• [Task to carry out]
Copy all entries exactly.
Record set below:
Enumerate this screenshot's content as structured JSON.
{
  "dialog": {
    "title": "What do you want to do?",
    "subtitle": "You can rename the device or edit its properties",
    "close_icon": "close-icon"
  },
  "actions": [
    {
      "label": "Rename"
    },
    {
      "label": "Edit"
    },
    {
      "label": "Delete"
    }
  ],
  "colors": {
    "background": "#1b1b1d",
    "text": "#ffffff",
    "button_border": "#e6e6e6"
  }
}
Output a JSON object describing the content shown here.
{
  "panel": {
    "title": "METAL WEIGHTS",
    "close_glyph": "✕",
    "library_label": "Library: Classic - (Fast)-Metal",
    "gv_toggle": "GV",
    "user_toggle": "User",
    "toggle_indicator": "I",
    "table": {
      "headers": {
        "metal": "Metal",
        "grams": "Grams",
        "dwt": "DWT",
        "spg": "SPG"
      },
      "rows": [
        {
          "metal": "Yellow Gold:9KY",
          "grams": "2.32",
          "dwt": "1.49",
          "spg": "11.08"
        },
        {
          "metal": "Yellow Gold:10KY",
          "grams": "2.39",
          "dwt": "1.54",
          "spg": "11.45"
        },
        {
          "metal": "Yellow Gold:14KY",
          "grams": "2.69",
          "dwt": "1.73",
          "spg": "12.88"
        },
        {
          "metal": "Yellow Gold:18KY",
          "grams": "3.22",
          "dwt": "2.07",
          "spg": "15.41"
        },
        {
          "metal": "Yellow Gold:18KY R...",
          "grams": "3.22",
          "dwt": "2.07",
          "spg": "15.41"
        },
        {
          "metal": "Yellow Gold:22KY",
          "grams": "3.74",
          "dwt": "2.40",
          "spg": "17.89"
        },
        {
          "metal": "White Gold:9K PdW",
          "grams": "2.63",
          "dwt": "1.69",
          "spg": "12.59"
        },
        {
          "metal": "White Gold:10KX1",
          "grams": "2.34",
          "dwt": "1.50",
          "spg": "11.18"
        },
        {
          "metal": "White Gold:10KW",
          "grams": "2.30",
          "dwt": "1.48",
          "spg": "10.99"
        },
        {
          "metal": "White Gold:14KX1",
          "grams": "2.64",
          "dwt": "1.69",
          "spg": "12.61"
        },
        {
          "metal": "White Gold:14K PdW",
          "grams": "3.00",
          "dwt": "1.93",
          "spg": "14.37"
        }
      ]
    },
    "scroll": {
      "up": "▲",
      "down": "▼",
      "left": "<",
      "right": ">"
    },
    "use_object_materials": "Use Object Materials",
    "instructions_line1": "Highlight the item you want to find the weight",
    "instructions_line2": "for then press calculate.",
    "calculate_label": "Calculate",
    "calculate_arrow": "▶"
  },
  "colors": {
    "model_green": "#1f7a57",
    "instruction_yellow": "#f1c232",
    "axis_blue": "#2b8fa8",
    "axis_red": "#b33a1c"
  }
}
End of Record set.
• [Solution to the problem]
Enumerate this screenshot's content as structured JSON.
{
  "dialog": {
    "title": "What do you want to do?",
    "subtitle": "You can rename the device or edit its properties",
    "close_icon": "close-icon"
  },
  "actions": [
    {
      "label": "Rename"
    },
    {
      "label": "Edit"
    },
    {
      "label": "Delete"
    }
  ],
  "colors": {
    "background": "#1b1b1d",
    "text": "#ffffff",
    "button_border": "#e6e6e6"
  }
}
Output a JSON object describing the content shown here.
{
  "panel": {
    "title": "METAL WEIGHTS",
    "close_glyph": "✕",
    "library_label": "Library: Classic - (Fast)-Metal",
    "gv_toggle": "GV",
    "user_toggle": "User",
    "toggle_indicator": "I",
    "table": {
      "headers": {
        "metal": "Metal",
        "grams": "Grams",
        "dwt": "DWT",
        "spg": "SPG"
      },
      "rows": [
        {
          "metal": "Yellow Gold:9KY",
          "grams": "2.32",
          "dwt": "1.49",
          "spg": "11.08"
        },
        {
          "metal": "Yellow Gold:10KY",
          "grams": "2.39",
          "dwt": "1.54",
          "spg": "11.45"
        },
        {
          "metal": "Yellow Gold:14KY",
          "grams": "2.69",
          "dwt": "1.73",
          "spg": "12.88"
        },
        {
          "metal": "Yellow Gold:18KY",
          "grams": "3.22",
          "dwt": "2.07",
          "spg": "15.41"
        },
        {
          "metal": "Yellow Gold:18KY R...",
          "grams": "3.22",
          "dwt": "2.07",
          "spg": "15.41"
        },
        {
          "metal": "Yellow Gold:22KY",
          "grams": "3.74",
          "dwt": "2.40",
          "spg": "17.89"
        },
        {
          "metal": "White Gold:9K PdW",
          "grams": "2.63",
          "dwt": "1.69",
          "spg": "12.59"
        },
        {
          "metal": "White Gold:10KX1",
          "grams": "2.34",
          "dwt": "1.50",
          "spg": "11.18"
        },
        {
          "metal": "White Gold:10KW",
          "grams": "2.30",
          "dwt": "1.48",
          "spg": "10.99"
        },
        {
          "metal": "White Gold:14KX1",
          "grams": "2.64",
          "dwt": "1.69",
          "spg": "12.61"
        },
        {
          "metal": "White Gold:14K PdW",
          "grams": "3.00",
          "dwt": "1.93",
          "spg": "14.37"
        }
      ]
    },
    "scroll": {
      "up": "▲",
      "down": "▼",
      "left": "<",
      "right": ">"
    },
    "use_object_materials": "Use Object Materials",
    "instructions_line1": "Highlight the item you want to find the weight",
    "instructions_line2": "for then press calculate.",
    "calculate_label": "Calculate",
    "calculate_arrow": "▶"
  },
  "colors": {
    "model_green": "#1f7a57",
    "instruction_yellow": "#f1c232",
    "axis_blue": "#2b8fa8",
    "axis_red": "#b33a1c"
  }
}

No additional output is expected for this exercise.